Level the Playing Field: The Past, Present, and Future of Women’s Pro Sports by Kristina Rutherford
The experience of being a professional athlete is very different for men and women. While men’s pro sports command throngs of fans, media attention, and money, many of the world’s top professional female athletes aren’t valued or recognized equally for their talent—even though female athletes prove time and time again that they have all the skill, drama, and rivalries of their male counterparts.
Level the Playing Field examines the root of these issues by taking readers through the history of women’s pro sports, exploring how far we have come in a relatively short time and exposing what ground is left to gain. The book provides first-person insight through exciting interviews with professional female athletes, including Canadian hockey player Cassie Campbell, American MMA fighter Miesha Tate, and WNBA star Elena Delle Donne. Along the way, author and sports journalist Kristina Rutherford covers important topics like opportunity, female role models, and stereotypes.
Drawing on examples from a wide range of sports, and complete with sidebars, photographs, sources, and an index, this is an informative and authoritative book that makes an important contribution to the movement for women’s acceptance in professional sport. (OWLKIDS)
Heart of a Champion by Ellen Schwartz
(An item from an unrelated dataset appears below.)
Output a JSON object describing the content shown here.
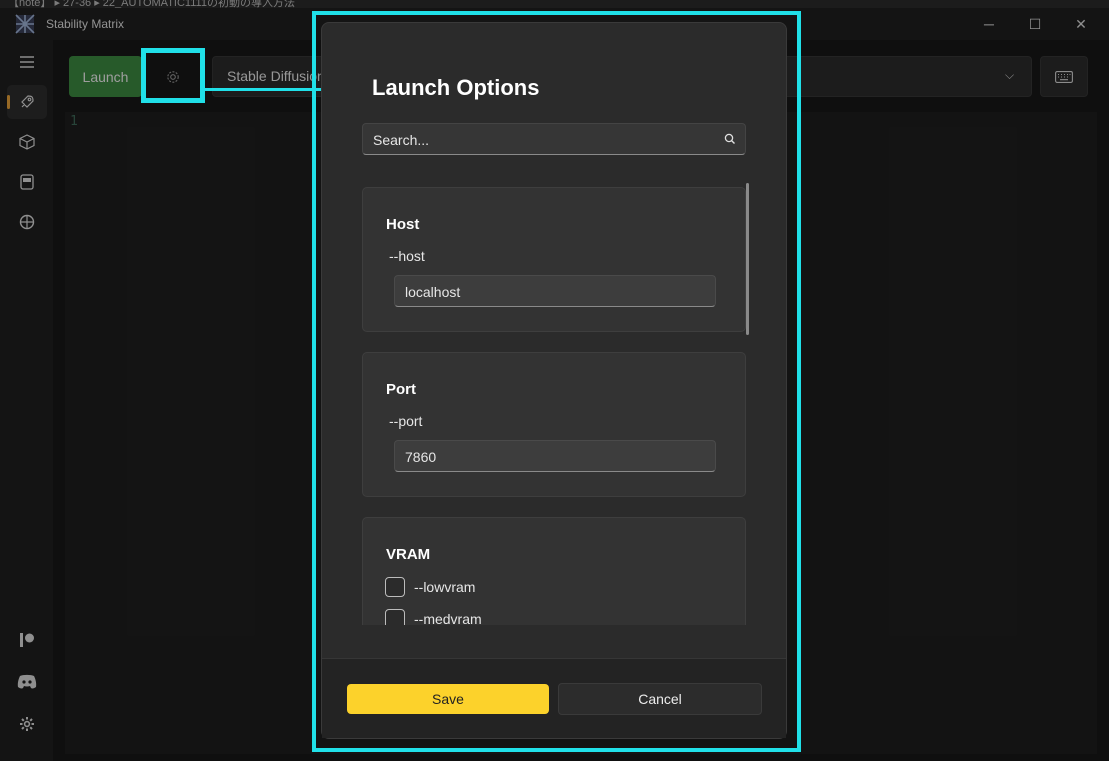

Ten-year-old Kenny (Kenji in Japanese) worships his older brother, Mickey (Mitsuo), a baseball hero whose outstanding performance on the Asahi baseball team has given him fame and popularity. Despite Kenny’s suspected heart condition, he is determined to practice secretly with Mickey so he, too, can one day try out for the Asahi. But world events soon overtake life in this quiet community. When Japan attacks Pearl Harbor in 1941, everything for Kenny and his family spirals out of control: schools are closed, businesses are confiscated, fathers are arrested and sent to work camps in the BC interior and mothers and children are relocated to internment camps. When Mickey is arrested for a small act of violence, Kenny manages to keep his family’s spirits up, despite the deplorable conditions in camp. Coming across a “vacant” field covered with scrap wood, broken shakes and torn tar paper, Kenny gets permission to clear it and convert it into a baseball field. One by one, the boys in the camp pitch in, and the work gives purpose to their long days. Kenny’s persistence, hard work and big dreams shape the teen he is to become in this story of happiness found despite all odds. (Tundra)
As if being a teenager isn’t difficult enough, Micah is coping with a disability that slowly diminishes his capability to do things others take for granted. He tries to be as normal as he possibly can: refusing to have a guide dog believing it will limit his freedom, trying to do without his white cane as often as possible, and hiding his flare-ups in the vain hope that his disability will go away on its own. The only place where Micah really feels in control is on the court when he plays goalball: a game designed for the visually impaired.
Young readers will relate to young Micah’s struggles: not necessarily his disability, but his anger issues, making friends, learning to be part of a team, that special relationship, and trying to become more independent of his parents. The language and tone of the book definitely feels like a young teen is speaking to the reader. It’s wonderful to have a book that is based locally and illustrates the pressures young people face as they juggle parental expectations, personal goals, expectations, relationships and in this case a degenerative disability.
-Reviewed by Marianne Huang